• _Problem to solve_:
If a line of the records holds the word "data", copy it out.

• _Source records_:
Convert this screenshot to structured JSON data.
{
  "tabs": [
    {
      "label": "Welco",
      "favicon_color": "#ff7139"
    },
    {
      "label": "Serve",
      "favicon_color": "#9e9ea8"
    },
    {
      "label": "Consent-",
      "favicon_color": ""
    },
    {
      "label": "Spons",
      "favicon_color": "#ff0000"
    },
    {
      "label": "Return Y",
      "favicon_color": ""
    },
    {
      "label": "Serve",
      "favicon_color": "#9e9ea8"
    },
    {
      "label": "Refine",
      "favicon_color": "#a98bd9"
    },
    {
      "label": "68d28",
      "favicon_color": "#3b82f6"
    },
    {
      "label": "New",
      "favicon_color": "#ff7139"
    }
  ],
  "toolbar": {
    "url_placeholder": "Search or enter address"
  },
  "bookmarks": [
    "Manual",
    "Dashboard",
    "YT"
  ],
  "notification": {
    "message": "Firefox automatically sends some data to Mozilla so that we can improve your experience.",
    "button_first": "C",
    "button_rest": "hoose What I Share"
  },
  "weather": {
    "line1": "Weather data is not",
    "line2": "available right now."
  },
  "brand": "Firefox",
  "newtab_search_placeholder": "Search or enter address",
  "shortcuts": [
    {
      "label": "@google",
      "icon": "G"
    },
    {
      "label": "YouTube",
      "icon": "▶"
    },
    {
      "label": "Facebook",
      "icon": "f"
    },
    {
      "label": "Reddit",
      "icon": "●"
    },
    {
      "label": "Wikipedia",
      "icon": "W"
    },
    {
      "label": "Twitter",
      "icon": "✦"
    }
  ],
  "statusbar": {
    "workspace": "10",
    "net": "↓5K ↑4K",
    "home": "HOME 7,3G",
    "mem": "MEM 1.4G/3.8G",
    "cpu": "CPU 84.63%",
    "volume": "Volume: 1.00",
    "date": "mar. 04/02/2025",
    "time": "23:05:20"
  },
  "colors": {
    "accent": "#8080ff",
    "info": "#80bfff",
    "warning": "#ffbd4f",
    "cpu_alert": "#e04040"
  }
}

• _Answer to the exercise_:
Convert this screenshot to structured JSON data.
    "message": "Firefox automatically sends some data to Mozilla so that we can improve your experience.",
    "line1": "Weather data is not",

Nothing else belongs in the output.